An electrolyte replacement drink, powder, effervescent tablet or gel aims to replace the missing electrolytes, nutrients, or minerals that are eliminated through perspiration and muscle metabolism during intense exercise.
This is essential to prevent exercise associated hyponatremia (low blood sodium) or other deficiencies.
There are many brands available on the market so no doubt there will be some confusion there!
So what to look for:
- Sugar: No carbohydrate intake is required in exercising less than 45 minutes, however above this, your body starts to require glucose as a source of energy. Under 2 hours of exercise, you would need up to 30 g of carbohydrate per hour and above 2 hours, up to 60 g per hour. In iron man competitions, up to 90 g per hour is required after the 2 initial hours. Glucose is the most bioavailable form. The recommended range for glucose intake is 4-8%, or maximum 8 g per 100 mL water. More glucose or sugar than 8 g/L in a drink will generate stomach discomfort. Soft drinks such cola drinks contain about 10 g sugar per 100 mL, which is above 8g/L.
- Beware of synthetic forms such as sucralose and aspartame which have detrimental effects on the gut microbiome (healthy bacteria).
- Water: How much water should you have? As a general rule it is best to have small amounts of fluid at a time, around 150-200 mL every 5-20 minutes, depending how heavily you sweat.
- Magnesium: It is an important electrolyte in order to prevent cramping and reduce plasma lactate. The best form is magnesium citrate. If your drink contains magnesium oxide, it is certainly cheaper but it will be poorly absorbed and can cause diarrhoea, which you want to avoid at all costs during a race!
- Citrates: Another benefit in having citrates as magnesium or calcium is the fact that they bind to acid forming compounds hence reduce the acidity formed by intense exercise. They also prevent kidney stones formation.
- Sodium: Exercise associated hyponatremia (EAH) can occur when sweating heavily, or after two hours of intense training when your only source of fluid is plain water. 10-25mmol/L or 230-570 mg/L sodium would be sufficient in most cases.
- Preservatives: Avoid preservative-containing gels, tablets or powders since they can affect your digestive system. Polyethylene glycol, a preservative found in effervescent tablets can potentially release formaldehyde, a toxic chemical.
- Loss of coordination
- Worsening cerebral oedema
- Altered mental status: confusion, disorientation, agitation

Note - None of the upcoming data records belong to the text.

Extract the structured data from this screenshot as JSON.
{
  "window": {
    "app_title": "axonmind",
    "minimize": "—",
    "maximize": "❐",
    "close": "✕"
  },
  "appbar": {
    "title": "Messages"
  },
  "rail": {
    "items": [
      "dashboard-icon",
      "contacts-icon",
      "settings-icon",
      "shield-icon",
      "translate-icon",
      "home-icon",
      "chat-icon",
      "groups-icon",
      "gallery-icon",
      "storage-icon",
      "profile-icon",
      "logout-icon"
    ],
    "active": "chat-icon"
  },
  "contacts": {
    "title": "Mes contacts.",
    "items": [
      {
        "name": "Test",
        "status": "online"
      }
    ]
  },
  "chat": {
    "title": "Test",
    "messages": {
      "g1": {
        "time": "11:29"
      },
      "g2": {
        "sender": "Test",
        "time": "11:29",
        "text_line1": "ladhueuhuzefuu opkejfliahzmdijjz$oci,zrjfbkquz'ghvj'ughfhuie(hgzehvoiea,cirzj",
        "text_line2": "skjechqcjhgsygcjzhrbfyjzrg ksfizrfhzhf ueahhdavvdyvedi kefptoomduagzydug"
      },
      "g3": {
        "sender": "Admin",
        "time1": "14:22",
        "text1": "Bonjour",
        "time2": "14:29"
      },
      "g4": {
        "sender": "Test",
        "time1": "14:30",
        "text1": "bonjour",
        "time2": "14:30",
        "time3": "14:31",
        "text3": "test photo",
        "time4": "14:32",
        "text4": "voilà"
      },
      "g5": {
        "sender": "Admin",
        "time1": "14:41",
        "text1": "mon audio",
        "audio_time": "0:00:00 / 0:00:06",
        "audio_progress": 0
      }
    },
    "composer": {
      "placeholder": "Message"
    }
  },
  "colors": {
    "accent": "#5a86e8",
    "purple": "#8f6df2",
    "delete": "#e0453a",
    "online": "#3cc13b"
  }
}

- Pulmonary oedema
- Coma and death
Bergeron M. 2007 'Exertional heat cramps: Recovery and return to play.' J Sport Rehabil ; 16:190-196.
Sawka M, Burke L, Eichner R, Maughan R, Montain S, Stachenfeld N. 2007 'Exercise and Fluid Replacement.' Position Stand. Med Sci Sports Exerc ; 39:377-390.
Schwellnus MP. 2009'Cause of exercise associated muscle cramps (EAMC) — altered neuromuscular control, dehydration or electrolyte depletion?' B J Sports Med ; 43:401-408.
Walker, AF, Marakis, G, Christie, S & Byng, M 2003, ‘Mg citrate found more bioavailable than other Mg preparations in a randomised, double-blind study’, Magnesium Research, vol. 16, no. 3, pp. 183-91.